• Exercise objective: Please copy each line of the records below that includes the word "this".

• Data provided:
·····
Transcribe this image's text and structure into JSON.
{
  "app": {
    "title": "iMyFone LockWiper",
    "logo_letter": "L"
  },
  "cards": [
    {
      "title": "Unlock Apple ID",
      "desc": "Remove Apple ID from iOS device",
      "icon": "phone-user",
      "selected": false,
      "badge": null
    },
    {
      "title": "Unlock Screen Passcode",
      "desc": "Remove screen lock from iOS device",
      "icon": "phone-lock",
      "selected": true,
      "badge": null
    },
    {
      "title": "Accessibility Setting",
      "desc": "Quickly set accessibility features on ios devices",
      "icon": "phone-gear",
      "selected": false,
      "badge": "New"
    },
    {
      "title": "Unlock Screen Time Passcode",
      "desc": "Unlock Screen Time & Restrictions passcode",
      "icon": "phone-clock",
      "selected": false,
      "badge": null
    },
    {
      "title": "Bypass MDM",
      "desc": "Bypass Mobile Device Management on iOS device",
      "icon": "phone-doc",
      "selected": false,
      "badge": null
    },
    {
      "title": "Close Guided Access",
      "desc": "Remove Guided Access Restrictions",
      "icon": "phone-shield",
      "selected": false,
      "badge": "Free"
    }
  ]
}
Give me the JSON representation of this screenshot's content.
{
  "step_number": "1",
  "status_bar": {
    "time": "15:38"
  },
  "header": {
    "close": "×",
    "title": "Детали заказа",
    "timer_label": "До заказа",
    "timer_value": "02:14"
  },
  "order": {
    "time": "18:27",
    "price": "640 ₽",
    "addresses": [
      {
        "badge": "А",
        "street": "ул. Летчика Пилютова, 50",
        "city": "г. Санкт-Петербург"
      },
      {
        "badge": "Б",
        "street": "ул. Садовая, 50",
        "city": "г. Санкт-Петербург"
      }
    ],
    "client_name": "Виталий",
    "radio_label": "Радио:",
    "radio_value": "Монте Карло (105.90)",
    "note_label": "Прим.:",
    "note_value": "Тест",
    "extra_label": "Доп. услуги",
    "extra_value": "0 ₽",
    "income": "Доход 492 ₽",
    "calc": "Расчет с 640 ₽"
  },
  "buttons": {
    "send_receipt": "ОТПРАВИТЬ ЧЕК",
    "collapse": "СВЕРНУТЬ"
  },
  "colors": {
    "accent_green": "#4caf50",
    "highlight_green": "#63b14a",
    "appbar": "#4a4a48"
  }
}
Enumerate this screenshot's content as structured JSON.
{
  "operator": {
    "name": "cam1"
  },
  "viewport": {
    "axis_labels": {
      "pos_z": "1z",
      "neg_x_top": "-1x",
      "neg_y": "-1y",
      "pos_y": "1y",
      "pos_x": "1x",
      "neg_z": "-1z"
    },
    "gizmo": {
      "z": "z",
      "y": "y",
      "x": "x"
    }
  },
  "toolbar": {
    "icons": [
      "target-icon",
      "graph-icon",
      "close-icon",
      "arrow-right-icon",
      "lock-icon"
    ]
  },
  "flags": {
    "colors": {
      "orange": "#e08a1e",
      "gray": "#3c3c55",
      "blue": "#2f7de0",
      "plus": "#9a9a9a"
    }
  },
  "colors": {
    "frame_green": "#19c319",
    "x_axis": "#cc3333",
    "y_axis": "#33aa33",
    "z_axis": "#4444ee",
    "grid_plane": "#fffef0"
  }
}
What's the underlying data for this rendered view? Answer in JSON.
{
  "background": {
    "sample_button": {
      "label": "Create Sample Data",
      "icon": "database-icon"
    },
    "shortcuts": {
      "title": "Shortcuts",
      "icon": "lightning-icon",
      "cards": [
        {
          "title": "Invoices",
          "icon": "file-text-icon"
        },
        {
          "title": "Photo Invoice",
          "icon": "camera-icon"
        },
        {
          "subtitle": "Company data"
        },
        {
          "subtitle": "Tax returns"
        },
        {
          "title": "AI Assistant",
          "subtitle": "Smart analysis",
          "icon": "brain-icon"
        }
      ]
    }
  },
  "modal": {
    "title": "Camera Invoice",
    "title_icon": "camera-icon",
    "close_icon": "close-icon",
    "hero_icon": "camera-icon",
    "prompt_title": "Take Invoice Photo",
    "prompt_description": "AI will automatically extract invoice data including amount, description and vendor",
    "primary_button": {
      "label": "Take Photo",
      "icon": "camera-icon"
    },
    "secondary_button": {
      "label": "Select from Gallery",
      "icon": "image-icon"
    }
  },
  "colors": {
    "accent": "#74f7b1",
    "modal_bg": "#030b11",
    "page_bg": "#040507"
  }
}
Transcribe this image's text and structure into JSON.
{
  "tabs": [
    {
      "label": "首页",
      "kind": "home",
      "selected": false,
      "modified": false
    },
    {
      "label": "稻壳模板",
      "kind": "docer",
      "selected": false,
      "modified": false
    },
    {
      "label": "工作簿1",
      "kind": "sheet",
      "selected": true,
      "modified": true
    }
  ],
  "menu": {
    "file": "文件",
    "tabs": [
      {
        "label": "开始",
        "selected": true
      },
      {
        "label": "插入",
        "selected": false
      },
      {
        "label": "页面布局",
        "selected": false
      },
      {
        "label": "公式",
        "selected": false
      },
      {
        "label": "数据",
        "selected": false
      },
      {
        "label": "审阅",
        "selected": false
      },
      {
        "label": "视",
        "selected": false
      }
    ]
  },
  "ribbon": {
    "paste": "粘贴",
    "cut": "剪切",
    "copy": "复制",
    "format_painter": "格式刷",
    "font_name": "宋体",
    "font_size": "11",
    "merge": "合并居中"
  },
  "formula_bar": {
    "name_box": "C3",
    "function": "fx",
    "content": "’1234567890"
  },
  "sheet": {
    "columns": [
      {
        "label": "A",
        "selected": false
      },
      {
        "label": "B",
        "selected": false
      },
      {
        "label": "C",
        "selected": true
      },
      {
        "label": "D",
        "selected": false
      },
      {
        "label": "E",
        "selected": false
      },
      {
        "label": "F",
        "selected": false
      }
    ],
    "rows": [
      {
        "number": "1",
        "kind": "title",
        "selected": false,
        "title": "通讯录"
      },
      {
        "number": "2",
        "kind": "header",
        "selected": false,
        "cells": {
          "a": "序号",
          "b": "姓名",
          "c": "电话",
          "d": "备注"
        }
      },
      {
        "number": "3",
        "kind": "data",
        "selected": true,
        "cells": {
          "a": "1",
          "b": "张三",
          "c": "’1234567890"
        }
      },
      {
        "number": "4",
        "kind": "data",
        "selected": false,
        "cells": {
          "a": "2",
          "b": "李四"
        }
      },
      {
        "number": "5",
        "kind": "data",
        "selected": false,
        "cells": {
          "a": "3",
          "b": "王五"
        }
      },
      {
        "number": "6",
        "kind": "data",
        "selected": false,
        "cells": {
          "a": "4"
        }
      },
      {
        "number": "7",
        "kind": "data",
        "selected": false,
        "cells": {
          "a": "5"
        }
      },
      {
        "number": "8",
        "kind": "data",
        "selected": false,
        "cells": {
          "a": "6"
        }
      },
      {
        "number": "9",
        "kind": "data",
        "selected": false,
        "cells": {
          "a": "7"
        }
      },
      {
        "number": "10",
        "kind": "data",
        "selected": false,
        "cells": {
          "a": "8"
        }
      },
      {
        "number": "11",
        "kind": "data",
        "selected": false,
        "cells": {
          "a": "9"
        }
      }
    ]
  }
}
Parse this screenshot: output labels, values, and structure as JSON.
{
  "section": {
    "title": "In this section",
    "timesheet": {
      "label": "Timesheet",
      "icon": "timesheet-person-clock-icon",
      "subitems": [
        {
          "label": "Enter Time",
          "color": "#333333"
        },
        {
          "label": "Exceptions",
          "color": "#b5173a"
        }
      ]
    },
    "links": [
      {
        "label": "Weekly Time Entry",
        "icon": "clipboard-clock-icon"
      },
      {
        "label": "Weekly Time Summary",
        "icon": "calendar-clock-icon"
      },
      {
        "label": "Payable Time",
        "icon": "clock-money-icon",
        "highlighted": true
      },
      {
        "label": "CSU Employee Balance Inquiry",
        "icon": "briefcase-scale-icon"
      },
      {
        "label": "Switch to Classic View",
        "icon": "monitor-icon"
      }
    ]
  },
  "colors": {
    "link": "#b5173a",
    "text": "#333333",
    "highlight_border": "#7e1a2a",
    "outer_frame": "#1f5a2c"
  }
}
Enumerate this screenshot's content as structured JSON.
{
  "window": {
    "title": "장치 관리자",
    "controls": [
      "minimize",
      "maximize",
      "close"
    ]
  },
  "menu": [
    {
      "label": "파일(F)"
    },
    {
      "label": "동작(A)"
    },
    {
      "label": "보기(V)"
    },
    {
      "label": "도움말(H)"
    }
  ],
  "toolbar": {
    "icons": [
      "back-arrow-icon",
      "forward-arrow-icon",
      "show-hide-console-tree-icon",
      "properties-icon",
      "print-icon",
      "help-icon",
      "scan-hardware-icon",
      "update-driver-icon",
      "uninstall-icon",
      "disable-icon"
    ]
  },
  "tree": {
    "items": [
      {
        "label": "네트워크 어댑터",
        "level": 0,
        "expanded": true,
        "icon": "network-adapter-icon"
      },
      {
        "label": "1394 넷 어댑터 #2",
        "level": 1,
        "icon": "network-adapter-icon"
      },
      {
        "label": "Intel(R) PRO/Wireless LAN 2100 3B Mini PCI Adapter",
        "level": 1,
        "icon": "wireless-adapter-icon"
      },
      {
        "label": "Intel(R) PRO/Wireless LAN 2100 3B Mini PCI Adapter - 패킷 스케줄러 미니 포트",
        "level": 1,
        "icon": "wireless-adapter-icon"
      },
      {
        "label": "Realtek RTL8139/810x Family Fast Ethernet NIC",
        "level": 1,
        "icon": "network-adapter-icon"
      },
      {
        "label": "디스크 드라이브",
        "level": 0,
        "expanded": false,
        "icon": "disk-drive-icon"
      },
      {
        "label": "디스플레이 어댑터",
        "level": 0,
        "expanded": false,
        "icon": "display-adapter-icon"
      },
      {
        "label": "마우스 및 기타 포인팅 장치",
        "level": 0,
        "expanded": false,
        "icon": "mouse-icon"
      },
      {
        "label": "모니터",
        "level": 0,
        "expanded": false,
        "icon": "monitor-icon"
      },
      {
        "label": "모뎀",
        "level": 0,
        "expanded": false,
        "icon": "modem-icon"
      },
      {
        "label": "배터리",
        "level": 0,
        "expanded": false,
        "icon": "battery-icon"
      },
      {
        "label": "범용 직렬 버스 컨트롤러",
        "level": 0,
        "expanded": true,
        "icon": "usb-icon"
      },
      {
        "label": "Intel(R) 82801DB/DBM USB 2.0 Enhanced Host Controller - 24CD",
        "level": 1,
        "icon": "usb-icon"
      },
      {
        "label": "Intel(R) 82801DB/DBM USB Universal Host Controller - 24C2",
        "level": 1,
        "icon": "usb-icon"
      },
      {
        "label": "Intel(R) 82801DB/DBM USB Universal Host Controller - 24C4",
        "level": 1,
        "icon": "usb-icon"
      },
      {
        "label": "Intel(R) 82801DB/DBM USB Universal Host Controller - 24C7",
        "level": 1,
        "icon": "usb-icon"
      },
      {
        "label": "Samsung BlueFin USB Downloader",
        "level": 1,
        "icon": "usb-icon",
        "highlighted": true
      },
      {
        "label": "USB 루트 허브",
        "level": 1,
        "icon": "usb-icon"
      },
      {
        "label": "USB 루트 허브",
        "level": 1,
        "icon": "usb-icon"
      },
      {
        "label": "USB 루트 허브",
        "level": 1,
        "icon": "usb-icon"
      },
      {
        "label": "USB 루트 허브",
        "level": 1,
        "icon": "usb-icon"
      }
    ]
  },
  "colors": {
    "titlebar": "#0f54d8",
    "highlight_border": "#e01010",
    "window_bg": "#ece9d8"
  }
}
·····
• Answer to the exercise:
Transcribe this image's text and structure into JSON.
Give me the JSON representation of this screenshot's content.
Enumerate this screenshot's content as structured JSON.
What's the underlying data for this rendered view? Answer in JSON.
Transcribe this image's text and structure into JSON.
Parse this screenshot: output labels, values, and structure as JSON.
    "title": "In this section",
Enumerate this screenshot's content as structured JSON.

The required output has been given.